** RECORDED DATA follows **
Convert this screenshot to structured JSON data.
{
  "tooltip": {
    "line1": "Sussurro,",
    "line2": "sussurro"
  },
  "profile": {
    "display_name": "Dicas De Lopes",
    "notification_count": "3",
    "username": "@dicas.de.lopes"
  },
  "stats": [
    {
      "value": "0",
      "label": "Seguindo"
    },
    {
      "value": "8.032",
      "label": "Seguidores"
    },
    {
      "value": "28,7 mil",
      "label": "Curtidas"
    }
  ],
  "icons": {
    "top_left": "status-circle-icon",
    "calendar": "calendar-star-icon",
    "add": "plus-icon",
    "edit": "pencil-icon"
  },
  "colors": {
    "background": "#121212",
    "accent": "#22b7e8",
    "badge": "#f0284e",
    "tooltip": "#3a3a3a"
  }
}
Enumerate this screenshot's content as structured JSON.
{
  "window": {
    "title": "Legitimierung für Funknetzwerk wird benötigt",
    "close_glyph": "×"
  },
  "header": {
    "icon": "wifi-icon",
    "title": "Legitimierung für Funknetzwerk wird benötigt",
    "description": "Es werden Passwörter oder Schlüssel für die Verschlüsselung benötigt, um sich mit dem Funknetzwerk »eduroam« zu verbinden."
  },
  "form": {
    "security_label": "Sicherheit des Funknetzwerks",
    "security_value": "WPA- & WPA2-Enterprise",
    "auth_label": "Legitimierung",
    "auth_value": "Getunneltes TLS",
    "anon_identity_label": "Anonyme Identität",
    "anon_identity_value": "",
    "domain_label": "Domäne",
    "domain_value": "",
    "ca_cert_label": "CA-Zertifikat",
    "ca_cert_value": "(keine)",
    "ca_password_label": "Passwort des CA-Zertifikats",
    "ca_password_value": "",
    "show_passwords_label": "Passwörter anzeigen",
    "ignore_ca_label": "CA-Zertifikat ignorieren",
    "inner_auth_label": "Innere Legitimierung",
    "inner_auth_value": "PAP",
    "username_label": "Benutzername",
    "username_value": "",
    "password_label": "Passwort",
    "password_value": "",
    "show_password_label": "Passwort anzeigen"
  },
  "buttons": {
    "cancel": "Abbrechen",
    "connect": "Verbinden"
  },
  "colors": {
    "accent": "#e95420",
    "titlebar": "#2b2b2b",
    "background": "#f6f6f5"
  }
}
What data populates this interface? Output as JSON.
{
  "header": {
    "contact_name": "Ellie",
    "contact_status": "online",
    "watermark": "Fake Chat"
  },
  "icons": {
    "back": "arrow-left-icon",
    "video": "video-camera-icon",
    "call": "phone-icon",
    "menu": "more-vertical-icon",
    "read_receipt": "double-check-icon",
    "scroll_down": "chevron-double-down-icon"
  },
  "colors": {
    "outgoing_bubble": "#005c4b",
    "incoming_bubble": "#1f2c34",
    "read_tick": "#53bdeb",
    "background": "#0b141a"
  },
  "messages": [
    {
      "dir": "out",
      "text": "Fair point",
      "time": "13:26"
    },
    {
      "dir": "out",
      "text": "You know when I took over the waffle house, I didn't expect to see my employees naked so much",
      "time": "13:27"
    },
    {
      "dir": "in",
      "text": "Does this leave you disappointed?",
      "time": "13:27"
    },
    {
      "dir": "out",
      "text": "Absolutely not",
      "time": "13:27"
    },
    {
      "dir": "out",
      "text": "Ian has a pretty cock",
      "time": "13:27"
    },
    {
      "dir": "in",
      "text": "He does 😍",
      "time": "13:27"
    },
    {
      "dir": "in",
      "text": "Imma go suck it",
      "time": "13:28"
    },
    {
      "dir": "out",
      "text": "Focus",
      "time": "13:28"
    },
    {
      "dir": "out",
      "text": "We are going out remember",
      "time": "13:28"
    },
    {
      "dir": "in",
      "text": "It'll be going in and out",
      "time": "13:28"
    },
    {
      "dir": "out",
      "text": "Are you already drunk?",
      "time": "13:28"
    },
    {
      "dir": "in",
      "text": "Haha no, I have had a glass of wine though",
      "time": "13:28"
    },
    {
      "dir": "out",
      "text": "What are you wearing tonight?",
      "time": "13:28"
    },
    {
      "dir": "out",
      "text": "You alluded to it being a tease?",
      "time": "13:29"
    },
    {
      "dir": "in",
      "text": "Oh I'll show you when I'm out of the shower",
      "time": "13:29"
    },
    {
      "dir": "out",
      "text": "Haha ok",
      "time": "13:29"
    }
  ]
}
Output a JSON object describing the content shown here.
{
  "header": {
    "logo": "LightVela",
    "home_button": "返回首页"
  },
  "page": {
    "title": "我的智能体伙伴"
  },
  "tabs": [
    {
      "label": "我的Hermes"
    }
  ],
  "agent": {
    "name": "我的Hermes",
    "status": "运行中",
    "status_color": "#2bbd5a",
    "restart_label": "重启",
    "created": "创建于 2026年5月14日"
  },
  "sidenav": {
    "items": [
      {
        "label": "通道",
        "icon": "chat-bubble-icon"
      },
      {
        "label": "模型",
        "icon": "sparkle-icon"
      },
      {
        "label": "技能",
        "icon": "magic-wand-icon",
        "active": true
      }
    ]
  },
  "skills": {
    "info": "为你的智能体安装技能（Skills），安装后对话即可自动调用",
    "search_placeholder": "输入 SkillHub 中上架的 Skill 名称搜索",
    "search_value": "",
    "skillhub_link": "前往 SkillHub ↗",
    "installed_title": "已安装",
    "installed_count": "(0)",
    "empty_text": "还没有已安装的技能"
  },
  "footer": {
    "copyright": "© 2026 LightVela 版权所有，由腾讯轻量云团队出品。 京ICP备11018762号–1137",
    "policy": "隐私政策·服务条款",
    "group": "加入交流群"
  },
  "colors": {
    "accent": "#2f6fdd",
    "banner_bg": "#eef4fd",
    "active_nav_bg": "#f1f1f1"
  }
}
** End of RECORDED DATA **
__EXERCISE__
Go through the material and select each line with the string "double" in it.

__RESULT FOR THIS EXERCISE__
    "read_receipt": "double-check-icon",
    "scroll_down": "chevron-double-down-icon"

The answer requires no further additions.